- WHAT YOU ARE ASKED TO DO:
Could you write out each entry exactly as it reads?

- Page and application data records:
= Beginning of Section =
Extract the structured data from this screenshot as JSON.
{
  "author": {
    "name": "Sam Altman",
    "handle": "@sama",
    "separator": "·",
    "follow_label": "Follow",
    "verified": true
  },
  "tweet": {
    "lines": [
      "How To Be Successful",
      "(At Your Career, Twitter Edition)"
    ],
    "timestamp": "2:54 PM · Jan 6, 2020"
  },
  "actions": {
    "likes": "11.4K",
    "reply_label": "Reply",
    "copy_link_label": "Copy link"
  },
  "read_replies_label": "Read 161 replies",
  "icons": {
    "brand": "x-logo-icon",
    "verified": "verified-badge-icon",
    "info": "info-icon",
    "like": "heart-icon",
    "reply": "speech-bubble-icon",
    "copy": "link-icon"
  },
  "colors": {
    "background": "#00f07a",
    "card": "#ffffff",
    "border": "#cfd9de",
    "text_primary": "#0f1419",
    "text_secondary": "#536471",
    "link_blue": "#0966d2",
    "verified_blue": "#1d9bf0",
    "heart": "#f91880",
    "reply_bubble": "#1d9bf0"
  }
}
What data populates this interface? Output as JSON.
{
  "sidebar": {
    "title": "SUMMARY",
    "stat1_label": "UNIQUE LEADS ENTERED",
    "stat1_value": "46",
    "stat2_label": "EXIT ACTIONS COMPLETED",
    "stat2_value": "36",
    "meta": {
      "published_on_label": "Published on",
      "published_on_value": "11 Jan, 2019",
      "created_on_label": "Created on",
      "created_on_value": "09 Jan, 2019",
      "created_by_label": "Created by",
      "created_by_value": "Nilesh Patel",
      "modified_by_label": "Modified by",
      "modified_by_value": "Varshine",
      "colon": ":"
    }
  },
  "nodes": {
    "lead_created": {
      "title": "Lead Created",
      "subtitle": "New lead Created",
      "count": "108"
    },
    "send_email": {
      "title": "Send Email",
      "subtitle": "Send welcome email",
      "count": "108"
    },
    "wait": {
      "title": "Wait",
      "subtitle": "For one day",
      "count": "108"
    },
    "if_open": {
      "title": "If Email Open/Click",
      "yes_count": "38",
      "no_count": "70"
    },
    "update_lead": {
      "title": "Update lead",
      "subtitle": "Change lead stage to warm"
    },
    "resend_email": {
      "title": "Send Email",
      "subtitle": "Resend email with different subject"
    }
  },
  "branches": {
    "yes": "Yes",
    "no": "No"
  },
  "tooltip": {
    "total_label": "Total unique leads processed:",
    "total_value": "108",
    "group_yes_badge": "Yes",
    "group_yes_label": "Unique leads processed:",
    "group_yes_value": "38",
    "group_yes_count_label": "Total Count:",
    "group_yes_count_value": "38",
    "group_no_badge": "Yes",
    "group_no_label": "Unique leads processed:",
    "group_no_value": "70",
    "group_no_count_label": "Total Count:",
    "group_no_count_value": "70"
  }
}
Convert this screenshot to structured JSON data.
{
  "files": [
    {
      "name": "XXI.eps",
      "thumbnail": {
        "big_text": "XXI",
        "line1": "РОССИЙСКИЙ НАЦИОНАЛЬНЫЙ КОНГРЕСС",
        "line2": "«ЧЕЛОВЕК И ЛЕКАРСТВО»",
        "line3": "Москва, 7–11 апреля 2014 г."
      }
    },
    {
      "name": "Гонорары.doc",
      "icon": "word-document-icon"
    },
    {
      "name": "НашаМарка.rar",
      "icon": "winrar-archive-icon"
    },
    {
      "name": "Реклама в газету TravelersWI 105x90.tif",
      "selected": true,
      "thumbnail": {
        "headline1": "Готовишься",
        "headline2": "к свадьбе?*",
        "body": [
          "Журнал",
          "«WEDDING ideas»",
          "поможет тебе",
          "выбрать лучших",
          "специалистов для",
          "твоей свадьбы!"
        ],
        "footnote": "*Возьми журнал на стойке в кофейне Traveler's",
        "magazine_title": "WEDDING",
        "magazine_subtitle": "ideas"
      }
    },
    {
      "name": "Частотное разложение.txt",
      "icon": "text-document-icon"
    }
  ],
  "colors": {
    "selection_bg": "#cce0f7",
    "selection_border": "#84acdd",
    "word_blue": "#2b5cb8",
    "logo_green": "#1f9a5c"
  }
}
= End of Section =
- TASK SOLUTION:
Extract the structured data from this screenshot as JSON.
{
  "author": {
    "name": "Sam Altman",
    "handle": "@sama",
    "separator": "·",
    "follow_label": "Follow",
    "verified": true
  },
  "tweet": {
    "lines": [
      "How To Be Successful",
      "(At Your Career, Twitter Edition)"
    ],
    "timestamp": "2:54 PM · Jan 6, 2020"
  },
  "actions": {
    "likes": "11.4K",
    "reply_label": "Reply",
    "copy_link_label": "Copy link"
  },
  "read_replies_label": "Read 161 replies",
  "icons": {
    "brand": "x-logo-icon",
    "verified": "verified-badge-icon",
    "info": "info-icon",
    "like": "heart-icon",
    "reply": "speech-bubble-icon",
    "copy": "link-icon"
  },
  "colors": {
    "background": "#00f07a",
    "card": "#ffffff",
    "border": "#cfd9de",
    "text_primary": "#0f1419",
    "text_secondary": "#536471",
    "link_blue": "#0966d2",
    "verified_blue": "#1d9bf0",
    "heart": "#f91880",
    "reply_bubble": "#1d9bf0"
  }
}
What data populates this interface? Output as JSON.
{
  "sidebar": {
    "title": "SUMMARY",
    "stat1_label": "UNIQUE LEADS ENTERED",
    "stat1_value": "46",
    "stat2_label": "EXIT ACTIONS COMPLETED",
    "stat2_value": "36",
    "meta": {
      "published_on_label": "Published on",
      "published_on_value": "11 Jan, 2019",
      "created_on_label": "Created on",
      "created_on_value": "09 Jan, 2019",
      "created_by_label": "Created by",
      "created_by_value": "Nilesh Patel",
      "modified_by_label": "Modified by",
      "modified_by_value": "Varshine",
      "colon": ":"
    }
  },
  "nodes": {
    "lead_created": {
      "title": "Lead Created",
      "subtitle": "New lead Created",
      "count": "108"
    },
    "send_email": {
      "title": "Send Email",
      "subtitle": "Send welcome email",
      "count": "108"
    },
    "wait": {
      "title": "Wait",
      "subtitle": "For one day",
      "count": "108"
    },
    "if_open": {
      "title": "If Email Open/Click",
      "yes_count": "38",
      "no_count": "70"
    },
    "update_lead": {
      "title": "Update lead",
      "subtitle": "Change lead stage to warm"
    },
    "resend_email": {
      "title": "Send Email",
      "subtitle": "Resend email with different subject"
    }
  },
  "branches": {
    "yes": "Yes",
    "no": "No"
  },
  "tooltip": {
    "total_label": "Total unique leads processed:",
    "total_value": "108",
    "group_yes_badge": "Yes",
    "group_yes_label": "Unique leads processed:",
    "group_yes_value": "38",
    "group_yes_count_label": "Total Count:",
    "group_yes_count_value": "38",
    "group_no_badge": "Yes",
    "group_no_label": "Unique leads processed:",
    "group_no_value": "70",
    "group_no_count_label": "Total Count:",
    "group_no_count_value": "70"
  }
}
Convert this screenshot to structured JSON data.
{
  "files": [
    {
      "name": "XXI.eps",
      "thumbnail": {
        "big_text": "XXI",
        "line1": "РОССИЙСКИЙ НАЦИОНАЛЬНЫЙ КОНГРЕСС",
        "line2": "«ЧЕЛОВЕК И ЛЕКАРСТВО»",
        "line3": "Москва, 7–11 апреля 2014 г."
      }
    },
    {
      "name": "Гонорары.doc",
      "icon": "word-document-icon"
    },
    {
      "name": "НашаМарка.rar",
      "icon": "winrar-archive-icon"
    },
    {
      "name": "Реклама в газету TravelersWI 105x90.tif",
      "selected": true,
      "thumbnail": {
        "headline1": "Готовишься",
        "headline2": "к свадьбе?*",
        "body": [
          "Журнал",
          "«WEDDING ideas»",
          "поможет тебе",
          "выбрать лучших",
          "специалистов для",
          "твоей свадьбы!"
        ],
        "footnote": "*Возьми журнал на стойке в кофейне Traveler's",
        "magazine_title": "WEDDING",
        "magazine_subtitle": "ideas"
      }
    },
    {
      "name": "Частотное разложение.txt",
      "icon": "text-document-icon"
    }
  ],
  "colors": {
    "selection_bg": "#cce0f7",
    "selection_border": "#84acdd",
    "word_blue": "#2b5cb8",
    "logo_green": "#1f9a5c"
  }
}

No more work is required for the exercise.